When I hold the door or a gate for someone I usually expect a thank you. When I don’t get one I will very often prompt the people I’ve let through with a somewhat strong toned “You’re welcome!” I simply believe good manners are a good, easy thing.
So I was about to bark “You’re welcome” at an older woman and her adult daughter yesterday as they obliviously chatted their way through the gate I was holding when something in the daughter’s voice, something familiar, stopped me. For whatever reason I could not put my finger on at the time, I bit my tongue and simply kept the “how rude” thought inside my head.
This gate was an entrance to a pool that led to a beach where we are on vacation. I had actually just finished a 10 mile run across this small island, so maybe, I thought, they were just frightened by the smelly runner guy in the funny looking shoes.
An hour or so later I took Brooke out to the beach. At one point, we plopped down in the sand. I sat and watched as she explored the sand. It’s one of her favorite activities at the beach. As I watched her, something caught my eye in the distance. About 100 feet beyond Brooke, the daughter I had held the door for was standing in the edge of the water.
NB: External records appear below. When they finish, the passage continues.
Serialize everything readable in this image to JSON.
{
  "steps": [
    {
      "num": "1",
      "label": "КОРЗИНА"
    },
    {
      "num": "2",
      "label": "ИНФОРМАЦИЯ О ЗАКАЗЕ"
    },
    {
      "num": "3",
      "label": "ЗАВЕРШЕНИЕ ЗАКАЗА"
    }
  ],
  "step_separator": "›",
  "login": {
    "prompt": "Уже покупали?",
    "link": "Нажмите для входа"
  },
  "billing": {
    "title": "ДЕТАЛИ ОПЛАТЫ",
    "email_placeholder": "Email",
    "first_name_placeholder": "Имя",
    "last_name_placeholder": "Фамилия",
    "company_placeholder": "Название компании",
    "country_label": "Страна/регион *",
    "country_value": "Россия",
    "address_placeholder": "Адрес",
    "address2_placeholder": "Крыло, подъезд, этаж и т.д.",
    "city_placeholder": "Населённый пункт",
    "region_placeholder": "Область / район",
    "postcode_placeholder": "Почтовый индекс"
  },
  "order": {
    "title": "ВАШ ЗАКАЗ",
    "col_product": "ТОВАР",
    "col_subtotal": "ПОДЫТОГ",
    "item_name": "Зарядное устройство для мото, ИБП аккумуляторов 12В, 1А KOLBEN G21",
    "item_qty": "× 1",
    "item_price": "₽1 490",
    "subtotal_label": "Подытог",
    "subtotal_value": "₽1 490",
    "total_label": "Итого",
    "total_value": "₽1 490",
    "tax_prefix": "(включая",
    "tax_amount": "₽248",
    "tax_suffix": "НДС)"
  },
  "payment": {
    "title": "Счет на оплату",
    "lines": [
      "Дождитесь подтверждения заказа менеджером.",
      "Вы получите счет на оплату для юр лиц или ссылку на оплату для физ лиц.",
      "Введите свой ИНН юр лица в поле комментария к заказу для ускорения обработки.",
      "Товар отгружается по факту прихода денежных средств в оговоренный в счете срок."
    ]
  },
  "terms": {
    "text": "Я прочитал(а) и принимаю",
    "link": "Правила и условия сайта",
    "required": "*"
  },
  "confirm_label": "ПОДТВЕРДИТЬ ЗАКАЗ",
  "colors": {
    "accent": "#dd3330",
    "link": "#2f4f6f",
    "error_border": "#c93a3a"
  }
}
She was observing the waves, I mean really observing them – examining them as they went by her ankles. She then stepped further into the water, stretched out her arms and embraced a series of waves as they came at her one after the other.
The enjoyment was pure – 100% pure – untainted by any thought of what she might look like to others. It was beautiful to watch. Suddenly I realized why her voice sounded so familiar – the tone, the rhythm, the texture of her voice was very much like those of Brooke’s.
Was this young lady autistic? I could not tell you with 100% certainty, but I would not have been surprised. And so I watched, this strange time tunnel – me, Brooke playing in the sand, then just 100 feet beyond her in a straight line, this young lady.
I almost felt as if I may be looking 15 years into the future.
Soon after, the young woman’s mother called her over. She joined her mother and father for a walk along the beach. As they approached, the young woman flapped her arms ever so slightly and I was tempted to ask the whole family a plethora of questions, all variations of “how have the last 15 years been?” but I remained seated in the sand, watching them stroll away while keeping a watchful eye on Brooke.
I don’t know their story, but I did get to see one snapshot of their lives.
That one snapshot was beautiful.